Supplied information START

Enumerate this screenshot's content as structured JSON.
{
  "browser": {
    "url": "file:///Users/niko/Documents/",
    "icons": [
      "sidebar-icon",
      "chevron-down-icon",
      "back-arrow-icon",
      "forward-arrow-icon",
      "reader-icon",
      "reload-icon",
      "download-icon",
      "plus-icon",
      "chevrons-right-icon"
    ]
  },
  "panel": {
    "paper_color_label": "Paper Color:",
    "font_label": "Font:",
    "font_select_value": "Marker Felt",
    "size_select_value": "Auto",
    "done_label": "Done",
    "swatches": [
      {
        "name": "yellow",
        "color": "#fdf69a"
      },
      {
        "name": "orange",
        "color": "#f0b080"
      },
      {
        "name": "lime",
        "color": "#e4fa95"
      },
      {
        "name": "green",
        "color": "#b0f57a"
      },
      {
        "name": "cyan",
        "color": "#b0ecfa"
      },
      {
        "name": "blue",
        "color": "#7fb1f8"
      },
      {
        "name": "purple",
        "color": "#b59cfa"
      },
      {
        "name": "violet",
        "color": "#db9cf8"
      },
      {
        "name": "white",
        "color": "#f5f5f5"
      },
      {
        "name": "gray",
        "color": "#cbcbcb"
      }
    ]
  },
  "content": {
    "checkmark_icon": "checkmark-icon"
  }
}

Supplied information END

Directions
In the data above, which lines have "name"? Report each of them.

Answer box
        "name": "yellow",
        "name": "orange",
        "name": "lime",
        "name": "green",
        "name": "cyan",
        "name": "blue",
        "name": "purple",
        "name": "violet",
        "name": "white",
        "name": "gray",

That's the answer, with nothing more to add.